══ Extracted information
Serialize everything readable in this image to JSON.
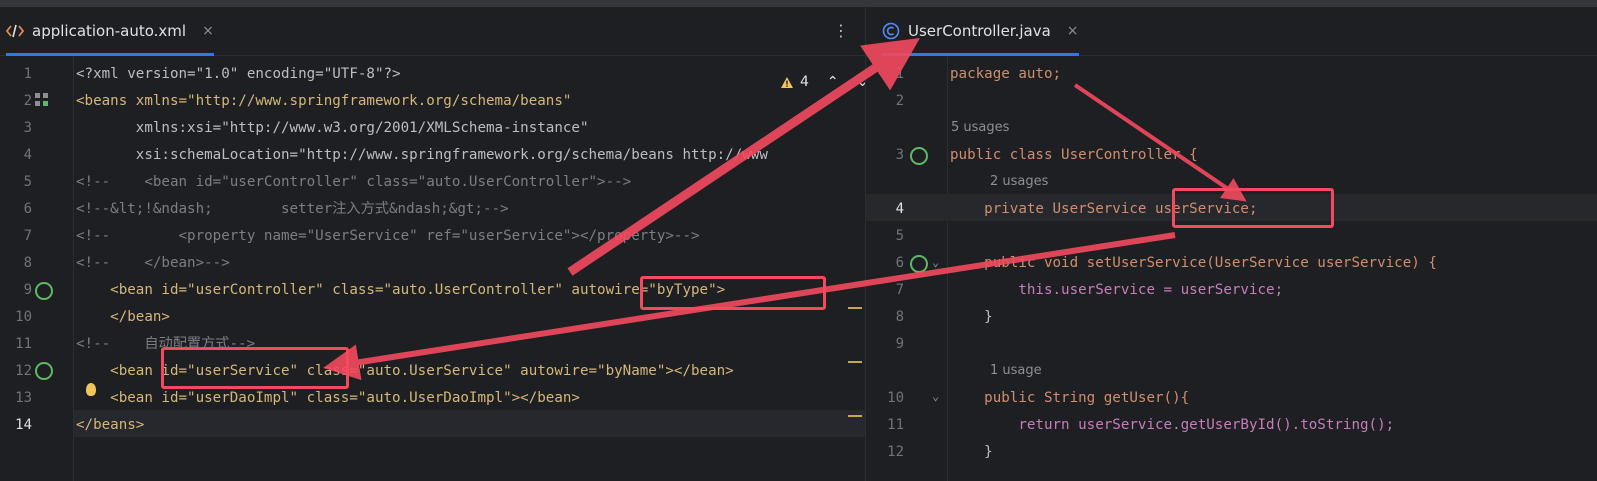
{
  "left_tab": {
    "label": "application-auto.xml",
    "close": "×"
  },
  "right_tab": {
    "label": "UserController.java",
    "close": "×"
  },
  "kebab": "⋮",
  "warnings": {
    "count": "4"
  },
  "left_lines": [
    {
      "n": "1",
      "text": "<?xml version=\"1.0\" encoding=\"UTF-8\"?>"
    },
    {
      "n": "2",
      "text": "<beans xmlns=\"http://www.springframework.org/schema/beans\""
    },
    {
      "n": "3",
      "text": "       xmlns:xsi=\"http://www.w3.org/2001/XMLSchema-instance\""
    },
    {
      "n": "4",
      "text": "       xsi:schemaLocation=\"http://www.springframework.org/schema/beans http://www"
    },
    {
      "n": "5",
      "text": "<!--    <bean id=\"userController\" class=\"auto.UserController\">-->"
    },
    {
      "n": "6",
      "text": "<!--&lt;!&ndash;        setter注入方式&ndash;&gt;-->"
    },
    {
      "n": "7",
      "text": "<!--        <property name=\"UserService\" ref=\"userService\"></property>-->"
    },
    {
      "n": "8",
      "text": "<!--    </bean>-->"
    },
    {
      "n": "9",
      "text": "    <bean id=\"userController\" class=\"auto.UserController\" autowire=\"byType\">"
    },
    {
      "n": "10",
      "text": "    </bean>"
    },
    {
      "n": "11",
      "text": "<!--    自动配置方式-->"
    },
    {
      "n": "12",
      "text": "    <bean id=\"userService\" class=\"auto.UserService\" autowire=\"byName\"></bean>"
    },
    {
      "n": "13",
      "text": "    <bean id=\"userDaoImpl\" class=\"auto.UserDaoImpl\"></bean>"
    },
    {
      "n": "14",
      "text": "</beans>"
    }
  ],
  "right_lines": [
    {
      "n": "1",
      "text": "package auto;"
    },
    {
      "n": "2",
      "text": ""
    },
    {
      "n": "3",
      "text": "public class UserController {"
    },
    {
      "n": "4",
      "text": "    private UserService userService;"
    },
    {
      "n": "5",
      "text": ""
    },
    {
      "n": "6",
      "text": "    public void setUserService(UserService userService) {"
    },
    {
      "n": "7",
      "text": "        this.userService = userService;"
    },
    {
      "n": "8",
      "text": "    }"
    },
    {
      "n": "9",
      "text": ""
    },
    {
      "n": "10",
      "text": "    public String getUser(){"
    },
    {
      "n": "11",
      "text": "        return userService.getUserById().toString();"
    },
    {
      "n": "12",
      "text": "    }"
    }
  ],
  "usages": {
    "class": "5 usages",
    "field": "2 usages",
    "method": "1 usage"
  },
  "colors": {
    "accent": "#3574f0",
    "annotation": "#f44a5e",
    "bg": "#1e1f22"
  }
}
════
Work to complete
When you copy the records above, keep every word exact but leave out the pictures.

Solution to this exercise
Serialize everything readable in this image to JSON.
{
  "left_tab": {
    "label": "application-auto.xml",
    "close": "×"
  },
  "right_tab": {
    "label": "UserController.java",
    "close": "×"
  },
  "kebab": "⋮",
  "warnings": {
    "count": "4"
  },
  "left_lines": [
    {
      "n": "1",
      "text": "<?xml version=\"1.0\" encoding=\"UTF-8\"?>"
    },
    {
      "n": "2",
      "text": "<beans xmlns=\"http://www.springframework.org/schema/beans\""
    },
    {
      "n": "3",
      "text": "       xmlns:xsi=\"http://www.w3.org/2001/XMLSchema-instance\""
    },
    {
      "n": "4",
      "text": "       xsi:schemaLocation=\"http://www.springframework.org/schema/beans http://www"
    },
    {
      "n": "5",
      "text": "<!--    <bean id=\"userController\" class=\"auto.UserController\">-->"
    },
    {
      "n": "6",
      "text": "<!--&lt;!&ndash;        setter注入方式&ndash;&gt;-->"
    },
    {
      "n": "7",
      "text": "<!--        <property name=\"UserService\" ref=\"userService\"></property>-->"
    },
    {
      "n": "8",
      "text": "<!--    </bean>-->"
    },
    {
      "n": "9",
      "text": "    <bean id=\"userController\" class=\"auto.UserController\" autowire=\"byType\">"
    },
    {
      "n": "10",
      "text": "    </bean>"
    },
    {
      "n": "11",
      "text": "<!--    自动配置方式-->"
    },
    {
      "n": "12",
      "text": "    <bean id=\"userService\" class=\"auto.UserService\" autowire=\"byName\"></bean>"
    },
    {
      "n": "13",
      "text": "    <bean id=\"userDaoImpl\" class=\"auto.UserDaoImpl\"></bean>"
    },
    {
      "n": "14",
      "text": "</beans>"
    }
  ],
  "right_lines": [
    {
      "n": "1",
      "text": "package auto;"
    },
    {
      "n": "2",
      "text": ""
    },
    {
      "n": "3",
      "text": "public class UserController {"
    },
    {
      "n": "4",
      "text": "    private UserService userService;"
    },
    {
      "n": "5",
      "text": ""
    },
    {
      "n": "6",
      "text": "    public void setUserService(UserService userService) {"
    },
    {
      "n": "7",
      "text": "        this.userService = userService;"
    },
    {
      "n": "8",
      "text": "    }"
    },
    {
      "n": "9",
      "text": ""
    },
    {
      "n": "10",
      "text": "    public String getUser(){"
    },
    {
      "n": "11",
      "text": "        return userService.getUserById().toString();"
    },
    {
      "n": "12",
      "text": "    }"
    }
  ],
  "usages": {
    "class": "5 usages",
    "field": "2 usages",
    "method": "1 usage"
  },
  "colors": {
    "accent": "#3574f0",
    "annotation": "#f44a5e",
    "bg": "#1e1f22"
  }
}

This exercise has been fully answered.